While refinancing the remaining balance of a car loan may lower your monthly car payment, it won’t necessarily save you money. Let’s say that your current loan has 24 months remaining on a balance of $10,000 at an interest rate of 5%. If you refinance that $10,000 at an interest rate of 3% for the same 24-month term, your monthly car payment should go down and you should save money on the total amount paid for the car. However, if you refinance at the same 5% interest rate and simply extend the length of the loan from 24 to 36 months, your monthly payment should go down but the total amount you pay for the car should increase because you’re now making car payments for an additional 12 months. If you both reduce the interest rate and extend the length of the loan, your monthly payment should go down, but the total amount you pay for the car could go up, down, or stay the same. It all depends on whether the money you save by having a lower interest rate is greater, lower, or the same as how much additional interest you’ll pay because of the increased term length of the loan.

Things to Consider Before Refinancing
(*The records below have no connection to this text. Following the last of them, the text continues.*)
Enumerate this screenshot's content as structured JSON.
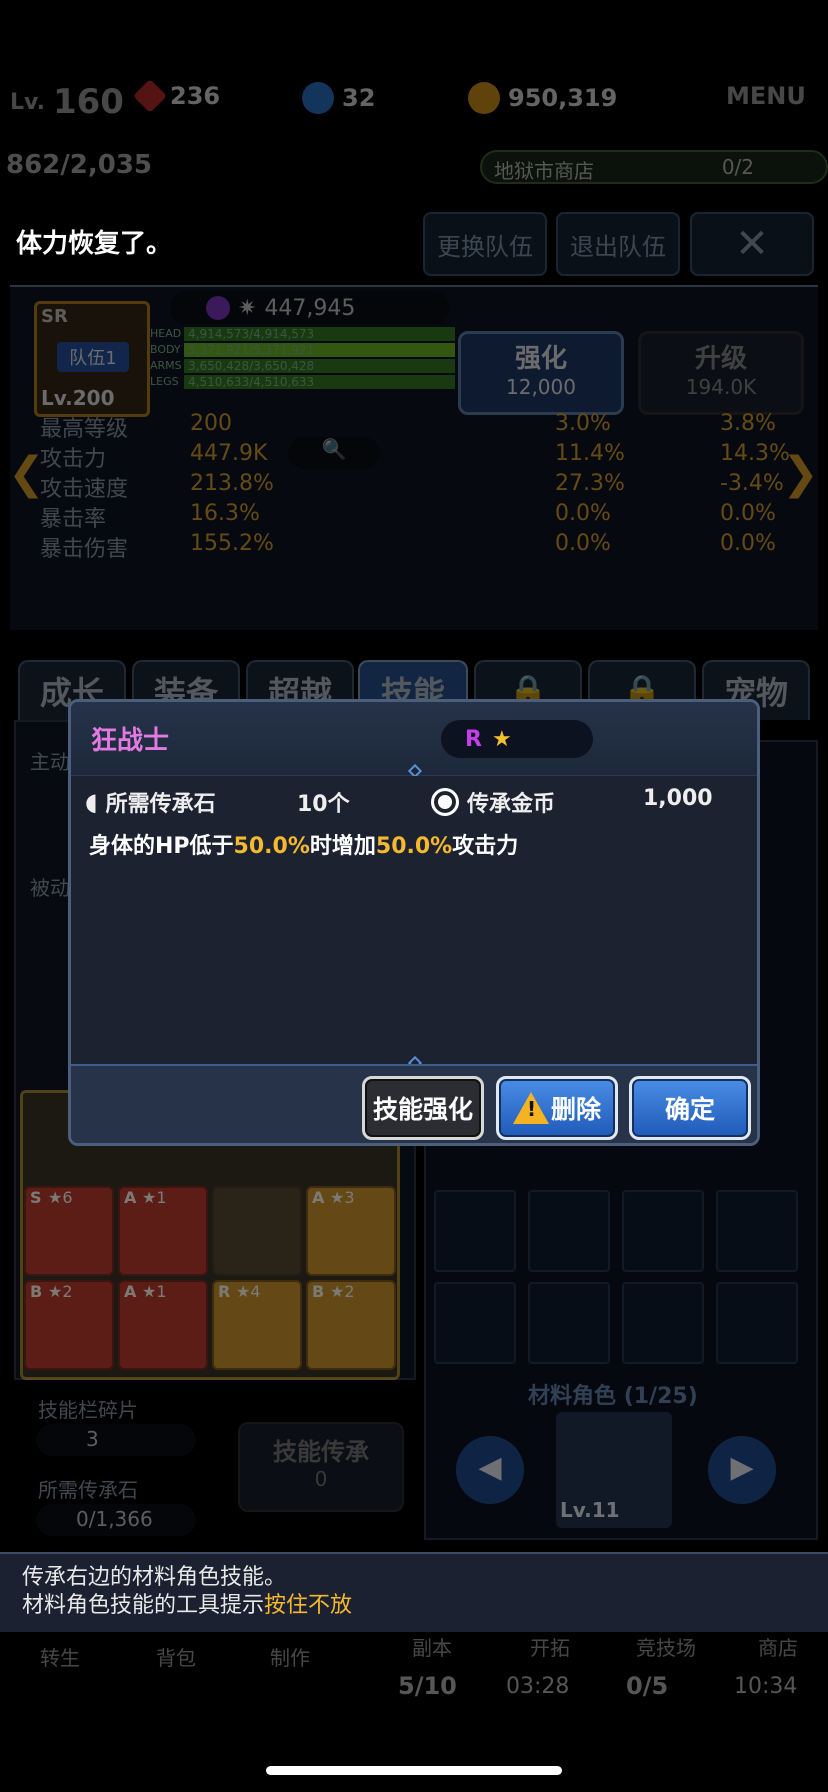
{
  "status": {
    "level_prefix": "Lv.",
    "level": "160",
    "gems": "236",
    "shards": "32",
    "gold": "950,319",
    "menu": "MENU",
    "stamina": "862/2,035",
    "shop_label": "地狱市商店",
    "shop_progress": "0/2"
  },
  "toast": "体力恢复了。",
  "team_buttons": {
    "change": "更换队伍",
    "leave": "退出队伍"
  },
  "hero": {
    "rarity": "SR",
    "team": "队伍1",
    "level": "Lv.200",
    "power": "447,945",
    "hp": [
      {
        "tag": "HEAD",
        "value": "4,914,573/4,914,573"
      },
      {
        "tag": "BODY",
        "value": "5,371,921/5,371,921"
      },
      {
        "tag": "ARMS",
        "value": "3,650,428/3,650,428"
      },
      {
        "tag": "LEGS",
        "value": "4,510,633/4,510,633"
      }
    ],
    "enhance_label": "强化",
    "enhance_cost": "12,000",
    "upgrade_label": "升级",
    "upgrade_cost": "194.0K"
  },
  "stats": [
    {
      "label": "最高等级",
      "value": "200"
    },
    {
      "label": "攻击力",
      "value": "447.9K"
    },
    {
      "label": "攻击速度",
      "value": "213.8%"
    },
    {
      "label": "暴击率",
      "value": "16.3%"
    },
    {
      "label": "暴击伤害",
      "value": "155.2%"
    }
  ],
  "elements_left": [
    "3.0%",
    "11.4%",
    "27.3%",
    "0.0%",
    "0.0%"
  ],
  "elements_right": [
    "3.8%",
    "14.3%",
    "-3.4%",
    "0.0%",
    "0.0%"
  ],
  "tabs": [
    "成长",
    "装备",
    "超越",
    "技能",
    "",
    "",
    "宠物"
  ],
  "skills_panel": {
    "active_label": "主动",
    "passive_label": "被动",
    "fragments_label": "技能栏碎片",
    "fragments": "3",
    "stones_label": "所需传承石",
    "stones": "0/1,366",
    "inherit_button": "技能传承",
    "inherit_cost": "0",
    "material_label": "材料角色",
    "material_count": "(1/25)",
    "material_level": "Lv.11"
  },
  "skill_badges": [
    {
      "grade": "S",
      "stars": "★6"
    },
    {
      "grade": "A",
      "stars": "★1"
    },
    {
      "grade": "A",
      "stars": "★3"
    },
    {
      "grade": "B",
      "stars": "★2"
    },
    {
      "grade": "A",
      "stars": "★1"
    },
    {
      "grade": "R",
      "stars": "★4"
    },
    {
      "grade": "B",
      "stars": "★2"
    }
  ],
  "modal": {
    "title": "狂战士",
    "rarity": "R",
    "stone_label": "所需传承石",
    "stone_value": "10个",
    "coin_label": "传承金币",
    "coin_value": "1,000",
    "desc_a": "身体的HP低于",
    "desc_b": "50.0%",
    "desc_c": "时增加",
    "desc_d": "50.0%",
    "desc_e": "攻击力",
    "btn_enhance": "技能强化",
    "btn_delete": "删除",
    "btn_confirm": "确定"
  },
  "info": {
    "line1": "传承右边的材料角色技能。",
    "line2_a": "材料角色技能的工具提示",
    "line2_b": "按住不放"
  },
  "bottom_nav": {
    "items": [
      "转生",
      "背包",
      "制作",
      "副本",
      "开拓",
      "竞技场",
      "商店"
    ],
    "counter1": "5/10",
    "time1": "03:28",
    "counter2": "0/5",
    "time2": "10:34"
  }
}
As mentioned, perhaps the number-one thing to consider in deciding to refinance an auto loan is how much you’ll save—or how much more you’ll pay—by doing so. A lower monthly payment may be desirable, but if it’s achieved by paying a higher total price for the car, is it actually worth it?

There may be fees associated with refinancing, such as the aforementioned prepayment penalty. If you refinance with another lender, they pay off your existing loan. If there’s a penalty for paying off that loan early, you will be the one responsible for paying that fee. There may also be other fees associated with refinancing, such as lender or title fees.

If you owe more money on your existing loan than the car is actually worth, you may have difficulty finding a lender willing to refinance your loan. This is called being “upside-down on your loan.” It’s not impossible to refinance an upside-down loan, but it will likely be more difficult to procure refinancing than if your car is worth more than what you owe on it.

Also, be aware that, when you apply for auto refinancing, your credit score could take a hit if and when the lender does a hard inquiry to your credit reports. Some lenders may offer an option to see if you pre-qualify for refinancing your loan, which could help cut down on the number of hard inquiries made to your credit reports.  

If you’re concerned with a car payment eating up too much of your monthly budget—or you’re looking to reduce an existing car payment—there are preventative measures as well as steps you can take after signing up for a loan to make your payments more manageable. Just be sure to do your homework and crunch the numbers to ensure that any actions you take make solid fiscal sense.

About the author:

Sean P. Egen

After realizing he couldn’t pay back his outrageous film school student loans with rejection notices from Hollywood studios, Sean focused his screenwriting skills on scripting corporate videos. Videos led to marketing communications, which led to articles and, before he knew it, Sean was making a living as a writer. He continues to do so today by leveraging his expertise in credit, financial planning, wealth-building, and living your best life for Credit One Bank.

This material is for informational purposes only and is not intended to replace the advice of a qualified tax advisor, attorney or financial advisor. Readers should consult with their own tax advisor, attorney or financial advisor with regard to their personal situations.